Robust Tomographic Full Waveform Inversion using Adaptive Amplitude Estimation

Almomin, Ali (Saudi Aramco)

OnePetro 

Abstract

I examine the basis of slow convergence of tomographic full waveform inversion (TFWI) and discover that the reason behind it is the unbalanced effects of amplitudes and phase in the design of the regularization term. This imbalance results in a strong reliance of the kinematic updates on the amplitude fitting, slowing down the convergence. To mitigate the problem I propose two modifications to the tomographic inversion. First, by modifying the regularization term to focus more on the phase information, and second, simultaneously updating the source function for modeling. The adjustments reduce the gradient artifacts and allow for explicit control over the amplitudes and phases of the residuals.

Tomographic full waveform inversion (Symes, 2008; Sun and Symes, 2012; Biondi and Almomin, 2012) is an innovative inversion technique that preserves all the advantages and benefits of full waveform inversion (FWI) while at the same time bypassing its strict initial model requirement and cycle-skipping challenges. To reach this objective, TFWI alters FWI by merging its classical form with a modified form of wave-equation migration-velocity analysis (WEMVA). This combination displays itself as an extension of the velocity model through virtual axes (Biondi and Almomin, 2013).
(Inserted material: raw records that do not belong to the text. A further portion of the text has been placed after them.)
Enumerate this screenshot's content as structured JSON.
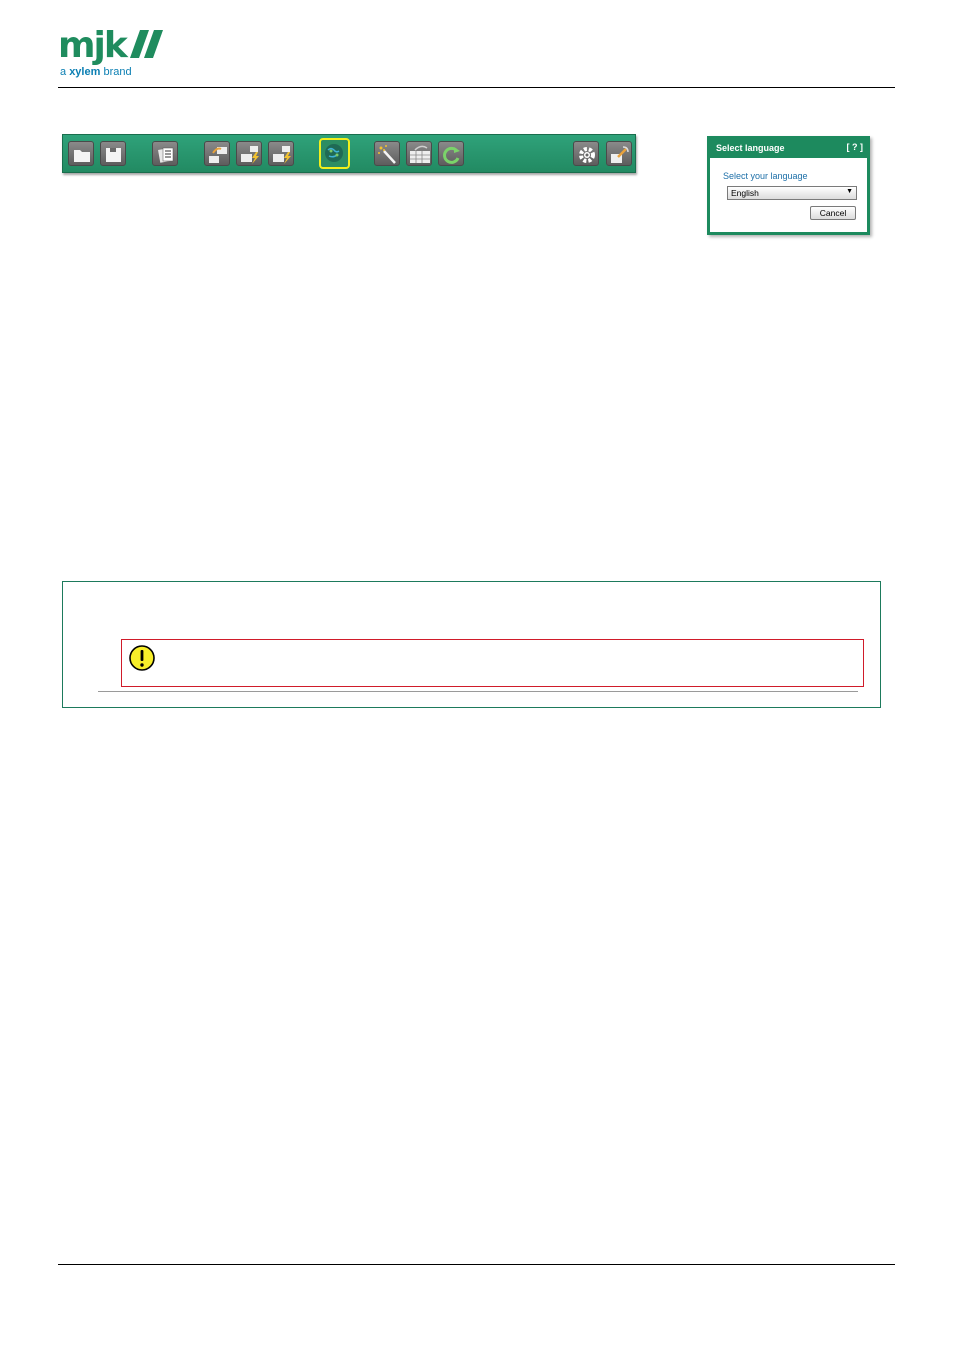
{
  "logo": {
    "word": "mjk",
    "tagline_prefix": "a ",
    "tagline_brand": "xylem",
    "tagline_suffix": " brand"
  },
  "toolbar": {
    "buttons": [
      {
        "name": "open-folder-button",
        "icon": "folder-icon"
      },
      {
        "name": "save-button",
        "icon": "floppy-disk-icon"
      },
      {
        "name": "documents-button",
        "icon": "documents-icon"
      },
      {
        "name": "device-connect-button",
        "icon": "computer-transfer-icon"
      },
      {
        "name": "device-read-button",
        "icon": "computer-lightning-icon"
      },
      {
        "name": "device-write-button",
        "icon": "computer-lightning-icon"
      },
      {
        "name": "world-language-button",
        "icon": "globe-icon",
        "active": true
      },
      {
        "name": "wizard-button",
        "icon": "magic-wand-icon"
      },
      {
        "name": "table-button",
        "icon": "table-grid-icon"
      },
      {
        "name": "refresh-button",
        "icon": "refresh-icon"
      },
      {
        "name": "settings-button",
        "icon": "gear-icon"
      },
      {
        "name": "exit-button",
        "icon": "exit-icon"
      }
    ],
    "active_highlight_color": "#f2ef1c",
    "background_color": "#27966d"
  },
  "dialog": {
    "title": "Select language",
    "help": "[ ? ]",
    "label": "Select your language",
    "selected_language": "English",
    "cancel_label": "Cancel"
  },
  "note": {
    "warning_icon": "exclamation-warning-icon",
    "border_color": "#1d7a5c",
    "warning_border_color": "#d01b2a"
  }
}
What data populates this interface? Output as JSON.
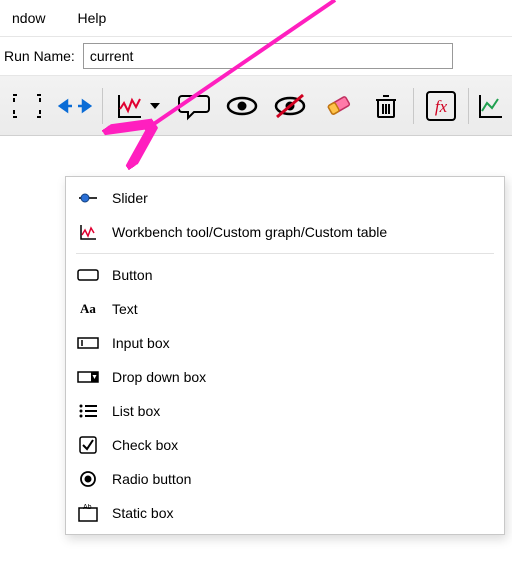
{
  "menubar": {
    "items": [
      "ndow",
      "Help"
    ]
  },
  "runbar": {
    "label": "Run Name:",
    "value": "current"
  },
  "toolbar": {
    "buttons": [
      "select-brackets",
      "fit-horizontal",
      "graph-dropdown",
      "comment",
      "eye-show",
      "eye-hide",
      "eraser",
      "trash",
      "fx-function",
      "graph-axes"
    ]
  },
  "dropdown": {
    "items": [
      {
        "icon": "slider",
        "label": "Slider"
      },
      {
        "icon": "graph",
        "label": "Workbench tool/Custom graph/Custom table"
      },
      {
        "icon": "button",
        "label": "Button"
      },
      {
        "icon": "text",
        "label": "Text"
      },
      {
        "icon": "input",
        "label": "Input box"
      },
      {
        "icon": "select",
        "label": "Drop down box"
      },
      {
        "icon": "list",
        "label": "List box"
      },
      {
        "icon": "check",
        "label": "Check box"
      },
      {
        "icon": "radio",
        "label": "Radio button"
      },
      {
        "icon": "static",
        "label": "Static box"
      }
    ]
  }
}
The modeling operator is able to match the observed data by extending the velocity model with the proper axis, no matter what the accuracy of the initial model is, by using kinematic information from the extended axis with disregard to the occurrence of cycle skipping. The inversion is set up to extract all the essential information from the virtual axes and smoothly fold them back into their original, nonextended form of the model. The kinematic and dynamic information of the data were successfully inverted with exceptional robustness and precision.

Even though cycle-skipping is not an issue with TFWI, this method creates its own challenges, which are; its high computational cost and the big number of iterations that it needs (Almomin and Biondi, 2013). The conventional FWI uses only a single frequency per iteration to match the phase (Pratt, 1999; Shin and Ha, 2008). Not using amplitudes reduces the accuracy of the solution because it prevents the simultaneous inversion of scales. Modifying the gradient calculation is another method that is used to reduce some "kinematic" artifacts (Fei and Williamson, 2010; Shen and Symes, 2015). These methods are appropriate for image-domain velocity analysis methods, such as WEMVA. The explicit calculations of the nonlinear modeling operator and residuals in the data space prevents it from being applied in TFWI.

Two adjustments to TFWI are proposed to reduce the slow convergence and allow for more control of the ratio between amplitude and phase. These adjustments are consistent in the framework of TFWI and allow for an accurate calculation of the gradient in the data space. The adjustments were tested and resulted in a reduction in the kinematic artifacts in the gradient.